-- TASK MATERIAL follows --
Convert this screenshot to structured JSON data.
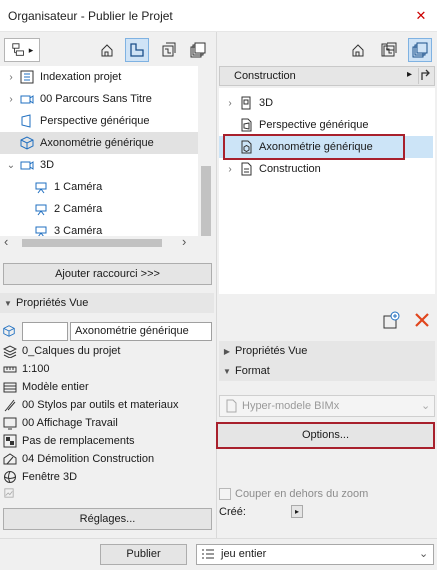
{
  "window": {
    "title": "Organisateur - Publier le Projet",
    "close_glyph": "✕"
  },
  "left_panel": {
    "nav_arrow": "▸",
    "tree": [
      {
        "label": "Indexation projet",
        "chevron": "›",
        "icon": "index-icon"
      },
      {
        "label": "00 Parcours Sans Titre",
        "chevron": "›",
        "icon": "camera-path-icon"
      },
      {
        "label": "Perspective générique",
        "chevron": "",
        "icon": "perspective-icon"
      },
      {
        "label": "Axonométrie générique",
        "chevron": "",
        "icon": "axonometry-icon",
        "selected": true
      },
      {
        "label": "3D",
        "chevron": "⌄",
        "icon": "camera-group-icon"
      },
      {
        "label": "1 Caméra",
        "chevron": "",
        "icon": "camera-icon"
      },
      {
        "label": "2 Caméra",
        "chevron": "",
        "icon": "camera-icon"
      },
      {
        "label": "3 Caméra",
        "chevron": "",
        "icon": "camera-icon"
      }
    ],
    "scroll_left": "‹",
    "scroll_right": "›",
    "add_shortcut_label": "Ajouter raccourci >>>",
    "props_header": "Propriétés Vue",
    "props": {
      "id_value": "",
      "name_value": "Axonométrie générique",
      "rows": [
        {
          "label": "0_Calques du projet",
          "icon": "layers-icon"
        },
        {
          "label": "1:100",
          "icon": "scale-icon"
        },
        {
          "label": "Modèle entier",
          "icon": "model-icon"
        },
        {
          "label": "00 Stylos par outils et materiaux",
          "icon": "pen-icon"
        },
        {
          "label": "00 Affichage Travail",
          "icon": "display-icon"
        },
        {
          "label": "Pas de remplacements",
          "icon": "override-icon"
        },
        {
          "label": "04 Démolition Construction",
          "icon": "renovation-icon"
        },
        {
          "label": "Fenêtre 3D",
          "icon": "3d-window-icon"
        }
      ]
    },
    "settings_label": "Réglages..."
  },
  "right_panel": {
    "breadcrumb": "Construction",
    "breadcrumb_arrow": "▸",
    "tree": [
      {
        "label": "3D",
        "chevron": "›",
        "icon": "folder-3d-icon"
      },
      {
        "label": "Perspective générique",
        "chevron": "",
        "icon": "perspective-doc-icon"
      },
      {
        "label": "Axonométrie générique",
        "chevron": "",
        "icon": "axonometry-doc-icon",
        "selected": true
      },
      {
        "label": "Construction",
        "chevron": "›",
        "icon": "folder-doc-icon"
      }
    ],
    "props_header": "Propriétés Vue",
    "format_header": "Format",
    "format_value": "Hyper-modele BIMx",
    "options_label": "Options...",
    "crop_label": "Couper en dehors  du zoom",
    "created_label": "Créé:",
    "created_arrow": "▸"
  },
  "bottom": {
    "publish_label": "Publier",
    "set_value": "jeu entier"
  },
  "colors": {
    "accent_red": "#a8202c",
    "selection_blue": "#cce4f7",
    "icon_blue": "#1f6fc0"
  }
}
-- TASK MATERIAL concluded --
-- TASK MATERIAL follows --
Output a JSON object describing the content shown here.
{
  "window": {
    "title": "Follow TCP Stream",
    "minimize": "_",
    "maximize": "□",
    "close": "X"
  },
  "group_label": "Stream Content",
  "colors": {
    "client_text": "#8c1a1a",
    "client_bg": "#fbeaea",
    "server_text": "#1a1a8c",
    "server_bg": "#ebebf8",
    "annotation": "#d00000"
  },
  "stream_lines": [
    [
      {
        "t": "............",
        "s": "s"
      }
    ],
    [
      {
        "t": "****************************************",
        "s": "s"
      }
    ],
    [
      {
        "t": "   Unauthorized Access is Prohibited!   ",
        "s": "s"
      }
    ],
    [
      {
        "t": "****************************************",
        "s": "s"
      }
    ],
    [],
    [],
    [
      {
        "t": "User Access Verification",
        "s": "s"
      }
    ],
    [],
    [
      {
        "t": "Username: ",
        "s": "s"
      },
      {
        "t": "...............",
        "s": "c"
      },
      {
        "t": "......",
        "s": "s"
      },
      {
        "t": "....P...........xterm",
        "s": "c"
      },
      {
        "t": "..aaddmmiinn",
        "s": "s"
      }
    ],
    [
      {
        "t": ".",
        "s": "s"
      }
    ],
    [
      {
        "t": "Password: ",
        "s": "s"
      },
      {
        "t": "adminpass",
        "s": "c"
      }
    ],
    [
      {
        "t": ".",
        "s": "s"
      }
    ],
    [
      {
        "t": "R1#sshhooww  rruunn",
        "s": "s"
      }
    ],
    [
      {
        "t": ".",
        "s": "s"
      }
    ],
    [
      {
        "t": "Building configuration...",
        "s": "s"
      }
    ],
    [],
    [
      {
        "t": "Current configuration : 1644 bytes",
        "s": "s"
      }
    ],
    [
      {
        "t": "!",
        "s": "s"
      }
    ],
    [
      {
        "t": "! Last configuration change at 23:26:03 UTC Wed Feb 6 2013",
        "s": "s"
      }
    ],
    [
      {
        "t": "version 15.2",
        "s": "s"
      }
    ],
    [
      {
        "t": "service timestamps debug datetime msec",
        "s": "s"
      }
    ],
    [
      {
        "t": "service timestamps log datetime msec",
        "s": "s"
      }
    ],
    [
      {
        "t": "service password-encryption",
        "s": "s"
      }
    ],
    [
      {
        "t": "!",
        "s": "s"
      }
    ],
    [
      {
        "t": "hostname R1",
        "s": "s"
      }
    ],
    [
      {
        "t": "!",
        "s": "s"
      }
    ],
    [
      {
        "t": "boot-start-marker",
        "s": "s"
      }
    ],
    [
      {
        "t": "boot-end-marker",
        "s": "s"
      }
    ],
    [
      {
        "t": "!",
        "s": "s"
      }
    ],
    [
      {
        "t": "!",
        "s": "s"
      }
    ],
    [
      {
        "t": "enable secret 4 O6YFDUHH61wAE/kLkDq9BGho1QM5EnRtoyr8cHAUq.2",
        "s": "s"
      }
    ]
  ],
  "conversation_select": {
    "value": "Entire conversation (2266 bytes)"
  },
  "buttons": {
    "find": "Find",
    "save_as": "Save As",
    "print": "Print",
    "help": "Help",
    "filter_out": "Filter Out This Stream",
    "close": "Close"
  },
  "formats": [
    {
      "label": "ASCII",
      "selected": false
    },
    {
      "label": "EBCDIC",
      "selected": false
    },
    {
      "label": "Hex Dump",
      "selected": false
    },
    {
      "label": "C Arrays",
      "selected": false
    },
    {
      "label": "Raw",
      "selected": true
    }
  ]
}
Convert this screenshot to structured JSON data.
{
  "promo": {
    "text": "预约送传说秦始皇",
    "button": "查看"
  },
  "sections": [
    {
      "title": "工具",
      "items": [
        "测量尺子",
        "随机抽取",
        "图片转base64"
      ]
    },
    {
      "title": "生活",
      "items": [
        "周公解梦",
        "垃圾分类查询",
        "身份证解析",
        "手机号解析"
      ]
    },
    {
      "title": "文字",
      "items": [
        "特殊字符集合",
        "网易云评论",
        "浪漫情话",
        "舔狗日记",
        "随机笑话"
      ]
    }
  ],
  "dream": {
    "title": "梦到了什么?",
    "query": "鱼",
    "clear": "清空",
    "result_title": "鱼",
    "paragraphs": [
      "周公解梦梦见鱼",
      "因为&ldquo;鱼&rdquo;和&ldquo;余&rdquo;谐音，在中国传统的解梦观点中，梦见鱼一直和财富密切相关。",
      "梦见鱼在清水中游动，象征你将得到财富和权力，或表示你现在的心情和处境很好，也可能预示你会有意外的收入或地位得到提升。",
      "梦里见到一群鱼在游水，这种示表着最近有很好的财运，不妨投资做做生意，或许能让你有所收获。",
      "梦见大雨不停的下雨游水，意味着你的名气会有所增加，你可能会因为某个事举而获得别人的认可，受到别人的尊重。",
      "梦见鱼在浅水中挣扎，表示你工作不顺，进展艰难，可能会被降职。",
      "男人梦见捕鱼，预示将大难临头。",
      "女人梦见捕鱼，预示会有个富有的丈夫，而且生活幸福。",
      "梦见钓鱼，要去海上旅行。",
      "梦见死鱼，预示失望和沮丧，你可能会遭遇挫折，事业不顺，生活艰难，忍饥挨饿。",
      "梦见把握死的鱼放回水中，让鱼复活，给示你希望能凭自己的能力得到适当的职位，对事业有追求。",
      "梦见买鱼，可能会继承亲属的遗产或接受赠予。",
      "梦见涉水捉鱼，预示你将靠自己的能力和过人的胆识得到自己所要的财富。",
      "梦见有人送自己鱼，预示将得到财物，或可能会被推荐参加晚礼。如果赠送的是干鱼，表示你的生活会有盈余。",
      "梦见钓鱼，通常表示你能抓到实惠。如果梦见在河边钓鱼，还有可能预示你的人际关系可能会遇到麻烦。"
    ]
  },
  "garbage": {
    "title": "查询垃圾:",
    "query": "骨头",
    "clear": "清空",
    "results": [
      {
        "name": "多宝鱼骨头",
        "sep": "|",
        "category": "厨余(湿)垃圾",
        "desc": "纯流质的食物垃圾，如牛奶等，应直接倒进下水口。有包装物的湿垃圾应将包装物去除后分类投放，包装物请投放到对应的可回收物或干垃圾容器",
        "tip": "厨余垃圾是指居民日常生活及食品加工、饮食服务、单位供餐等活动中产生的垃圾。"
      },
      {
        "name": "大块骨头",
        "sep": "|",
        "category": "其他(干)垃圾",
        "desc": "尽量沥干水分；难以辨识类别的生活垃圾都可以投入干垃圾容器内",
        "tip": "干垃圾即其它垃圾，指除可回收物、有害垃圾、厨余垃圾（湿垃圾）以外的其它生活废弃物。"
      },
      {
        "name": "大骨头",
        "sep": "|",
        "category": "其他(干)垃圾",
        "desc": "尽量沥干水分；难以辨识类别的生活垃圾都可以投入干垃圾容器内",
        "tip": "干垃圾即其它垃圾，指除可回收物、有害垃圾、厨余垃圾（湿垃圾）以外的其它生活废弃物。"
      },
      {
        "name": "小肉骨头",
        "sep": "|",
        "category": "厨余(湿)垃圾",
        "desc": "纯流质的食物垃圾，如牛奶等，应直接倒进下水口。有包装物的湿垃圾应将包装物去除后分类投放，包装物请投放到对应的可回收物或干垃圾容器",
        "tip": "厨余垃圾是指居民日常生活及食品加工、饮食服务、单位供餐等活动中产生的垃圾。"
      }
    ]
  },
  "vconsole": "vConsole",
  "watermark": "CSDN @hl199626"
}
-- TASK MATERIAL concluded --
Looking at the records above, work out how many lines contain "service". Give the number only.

3